To Irkeshtam & beyond
The east-bound road that leaves Osh for China climbs gently into the Alay Range via the Jiptik Pass (4185m) and the village of Gulcha. The road, that had initially followed the Taldyk River, now follows the Gulcho as it climbs – this time in earnest – the steeper but lower Taldyk Pass (3615m) to the surprisingly open Alay Valley and Sary Tash. The drive from Osh to Sary Tash takes five hours. While it is possible to leave Osh at 1am to arrive at Irkeshtam Pass by 9am you’ll end up travelling in the dark and miss much of the stunning scenery. Instead consider starting later and overnighting in Sary Tash and then continuing at 5am the following day to the border controls at Irkeshtam.
From Sary Tash the road rapidly deteriorates into a corrugated dirt track that guarantees to rattle your teeth from your skull. To travel the 90km takes between two and three hours depending on how recently it has rained. At the time of research the road was being upgraded and with luck could be paved by 2012. About 3km before the border is the hamlet of Nur-a, a village that has built up a reputation for drunkenness and theft. You’re better off heading straight to the border.
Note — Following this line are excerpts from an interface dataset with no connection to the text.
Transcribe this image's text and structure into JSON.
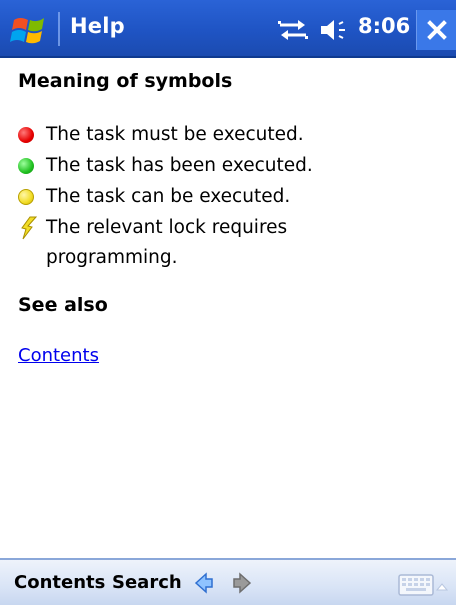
{
  "titlebar": {
    "app_title": "Help",
    "time": "8:06",
    "close_label": "✕",
    "start_icon": "windows-flag-icon",
    "sync_icon": "sync-arrows-icon",
    "volume_icon": "speaker-icon"
  },
  "content": {
    "heading": "Meaning of symbols",
    "symbols": [
      {
        "icon": "red-dot-icon",
        "color": "#e60000",
        "text": "The task must be executed."
      },
      {
        "icon": "green-dot-icon",
        "color": "#20c020",
        "text": "The task has been executed."
      },
      {
        "icon": "yellow-dot-icon",
        "color": "#f2dd27",
        "text": "The task can be executed."
      },
      {
        "icon": "lock-programming-icon",
        "color": "#e6d000",
        "text": "The relevant lock requires programming."
      }
    ],
    "see_also_heading": "See also",
    "link_text": "Contents"
  },
  "bottombar": {
    "menu_contents": "Contents",
    "menu_search": "Search",
    "back_icon": "back-arrow-icon",
    "forward_icon": "forward-arrow-icon",
    "keyboard_icon": "keyboard-icon"
  },
  "colors": {
    "titlebar_blue": "#1f54c4",
    "link_blue": "#0000ee",
    "bottombar": "#d9e4f6"
  }
}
The road to Irkeshtam is being upgraded as part of an important Uzbek- Kyrgyz-China project to restore the traditional and natural trade routes between Xinjiang and the Fergana valley. This modern Silk Road would make an ideal Kyrgyzstan to China route for travellers. Even now, though, the landscape of Pamir grassland and Arizona-like rock landscapes and canyons on route to the Irkeshtam pass makes it worth a side trip from Sary Tash. There is no public transport along this road so the only option for the 180-kilometre round trip is to hire a four-wheel drive vehicle in Sary Tash.
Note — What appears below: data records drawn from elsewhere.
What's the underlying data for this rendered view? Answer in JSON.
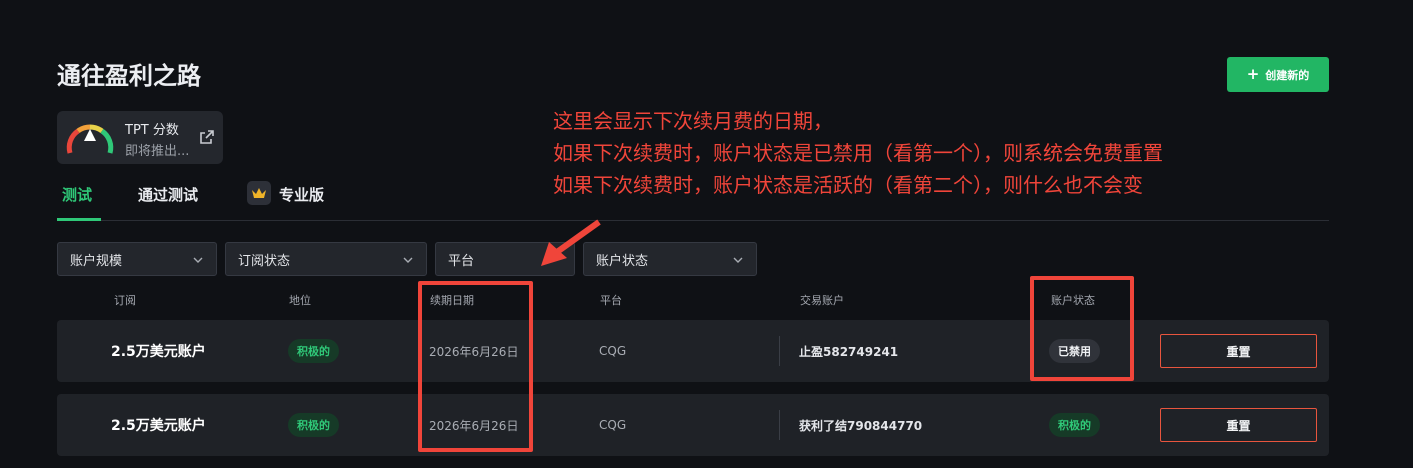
{
  "page": {
    "title": "通往盈利之路"
  },
  "create_button": {
    "label": "创建新的",
    "icon": "plus-icon"
  },
  "tpt": {
    "title": "TPT 分数",
    "subtitle": "即将推出...",
    "icon": "gauge-icon",
    "link_icon": "external-link-icon"
  },
  "tabs": [
    {
      "label": "测试",
      "active": true
    },
    {
      "label": "通过测试",
      "active": false
    },
    {
      "label": "专业版",
      "active": false,
      "icon": "crown-icon"
    }
  ],
  "filters": [
    {
      "label": "账户规模"
    },
    {
      "label": "订阅状态"
    },
    {
      "label": "平台"
    },
    {
      "label": "账户状态"
    }
  ],
  "columns": [
    "订阅",
    "地位",
    "续期日期",
    "平台",
    "交易账户",
    "账户状态"
  ],
  "rows": [
    {
      "subscription": "2.5万美元账户",
      "status": "积极的",
      "renewal": "2026年6月26日",
      "platform": "CQG",
      "account": "止盈582749241",
      "account_status": "已禁用",
      "action": "重置"
    },
    {
      "subscription": "2.5万美元账户",
      "status": "积极的",
      "renewal": "2026年6月26日",
      "platform": "CQG",
      "account": "获利了结790844770",
      "account_status": "积极的",
      "action": "重置"
    }
  ],
  "annotation": {
    "lines": [
      "这里会显示下次续月费的日期，",
      "如果下次续费时，账户状态是已禁用（看第一个），则系统会免费重置",
      "如果下次续费时，账户状态是活跃的（看第二个），则什么也不会变"
    ],
    "color": "#f0453a"
  },
  "colors": {
    "accent": "#22b664",
    "background": "#0f1115",
    "reset_border": "#e8553e"
  }
}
The Border - Crossing the border (9am-noon & 2-4.30pm Mon-Fri) can be a time-consuming affair. Ten kilometres before the border is the first of two checkpoints. Here everyone is required to show their passport so names can be matched to a master list of bus passengers. Assuming nobody had a last-minute name change the bus is allowed to continue to the second checkpoint and luggage inspection. Finally, you can expect to spend between 1,5 to 2,5 hours at the border itself, depending on how many trucks are waiting before you.
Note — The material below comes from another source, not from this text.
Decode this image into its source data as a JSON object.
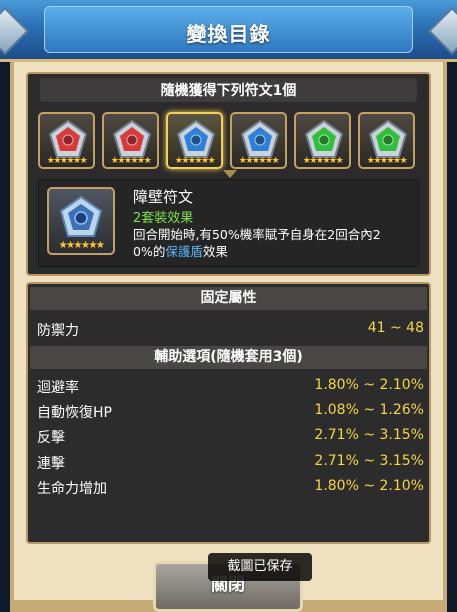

If you are hitching, ask the border-post army officers to put you on a truck to cross the 7km of no-man’s-land to Chinese immigration (closed 11am to 2pm Kyrgyz time). Unlike the Torugart, no permits are required to get through this border point. Note that the border is closed on Kyrgyz and Chinese holidays, on weekends and May 1 to 10.